Ahead of the Mercithon, about a thousand students from St Mary’s Catholic school on Wednesday came together to promote awareness among families and society. They lined up to form the famous ribbon, symbol of the fight against cancer (pictured), in the parish gardens, as well as the number 51 to represent the number of years since the seven emirates federated.
Additionally, the event is designed to thank government agencies that support patients with limited means. Public fund-raising is strictly regulated and requires government authorisation.
Significantly, the event was sponsored by the Dubai Health Authority and the Community Development Authority.
The Mercithon charity walk will start at 8 am and end at 4 pm. All information is available on the parish’s website.
“We stand together for a great cause to help cancer warriors who have such a strong will to live,” said Fr Lennie Connully, St Mary’s parish priest. “The patients we hope to support are from the Philippines, India, Sri Lanka, Lebanon, Pakistan and Nigeria.”
Many of the patients work as babysitters, domestic workers, cleaners and maintenance staff. “We want to show solidarity with needy cancer patients who have courage and determination to fight this,” Fr Connully added.
Event organisers hope to see at least 15,000 people show up this weekend.
Evan Rose, a sales executive from the Philippines, was overwhelmed by the number of people coming together to help underprivileged residents.
The 42-year-old has stage three breast cancer but cannot afford the cost of chemotherapy and has spent hundreds of dollars over the past year on medication to control the infections and bleeding caused by the cancer.

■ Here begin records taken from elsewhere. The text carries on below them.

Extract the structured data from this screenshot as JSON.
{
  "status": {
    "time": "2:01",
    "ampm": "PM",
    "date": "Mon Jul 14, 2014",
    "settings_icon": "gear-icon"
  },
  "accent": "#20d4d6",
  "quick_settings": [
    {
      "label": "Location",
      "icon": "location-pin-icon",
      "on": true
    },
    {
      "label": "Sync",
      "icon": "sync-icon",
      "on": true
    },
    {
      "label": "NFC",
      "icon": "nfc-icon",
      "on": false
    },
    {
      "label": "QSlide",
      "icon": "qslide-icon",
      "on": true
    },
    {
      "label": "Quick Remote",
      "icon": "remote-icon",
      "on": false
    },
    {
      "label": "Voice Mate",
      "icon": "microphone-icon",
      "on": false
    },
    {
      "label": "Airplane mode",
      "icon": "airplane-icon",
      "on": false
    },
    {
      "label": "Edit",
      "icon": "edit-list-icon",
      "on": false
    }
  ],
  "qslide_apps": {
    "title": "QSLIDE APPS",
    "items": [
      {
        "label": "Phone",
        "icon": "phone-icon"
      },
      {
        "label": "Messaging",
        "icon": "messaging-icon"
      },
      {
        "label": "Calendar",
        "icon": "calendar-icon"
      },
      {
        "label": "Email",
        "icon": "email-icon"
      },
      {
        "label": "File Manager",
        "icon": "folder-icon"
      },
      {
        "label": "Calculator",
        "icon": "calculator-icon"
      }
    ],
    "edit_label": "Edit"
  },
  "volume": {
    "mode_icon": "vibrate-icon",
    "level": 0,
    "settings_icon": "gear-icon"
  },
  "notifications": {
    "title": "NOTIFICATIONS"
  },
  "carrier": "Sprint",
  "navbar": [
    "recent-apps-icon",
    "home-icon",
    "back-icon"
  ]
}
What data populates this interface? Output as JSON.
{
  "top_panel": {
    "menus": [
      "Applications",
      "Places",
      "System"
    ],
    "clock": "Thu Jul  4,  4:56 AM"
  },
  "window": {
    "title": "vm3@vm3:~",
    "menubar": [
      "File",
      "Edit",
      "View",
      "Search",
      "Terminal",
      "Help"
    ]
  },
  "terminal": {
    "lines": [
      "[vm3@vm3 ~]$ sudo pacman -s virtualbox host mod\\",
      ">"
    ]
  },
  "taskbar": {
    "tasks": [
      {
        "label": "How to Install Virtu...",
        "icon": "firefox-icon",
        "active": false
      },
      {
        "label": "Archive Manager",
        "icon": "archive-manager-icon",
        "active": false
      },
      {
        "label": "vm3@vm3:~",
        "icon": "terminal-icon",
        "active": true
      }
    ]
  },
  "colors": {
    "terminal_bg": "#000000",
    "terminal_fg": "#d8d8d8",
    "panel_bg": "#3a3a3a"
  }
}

“I don’t want to die, I really want this thing to be removed,” she said. “I want to be an inspiration as a person who fought cancer” because “Cancer is curable and I’m hopeful I can start treatment soon.”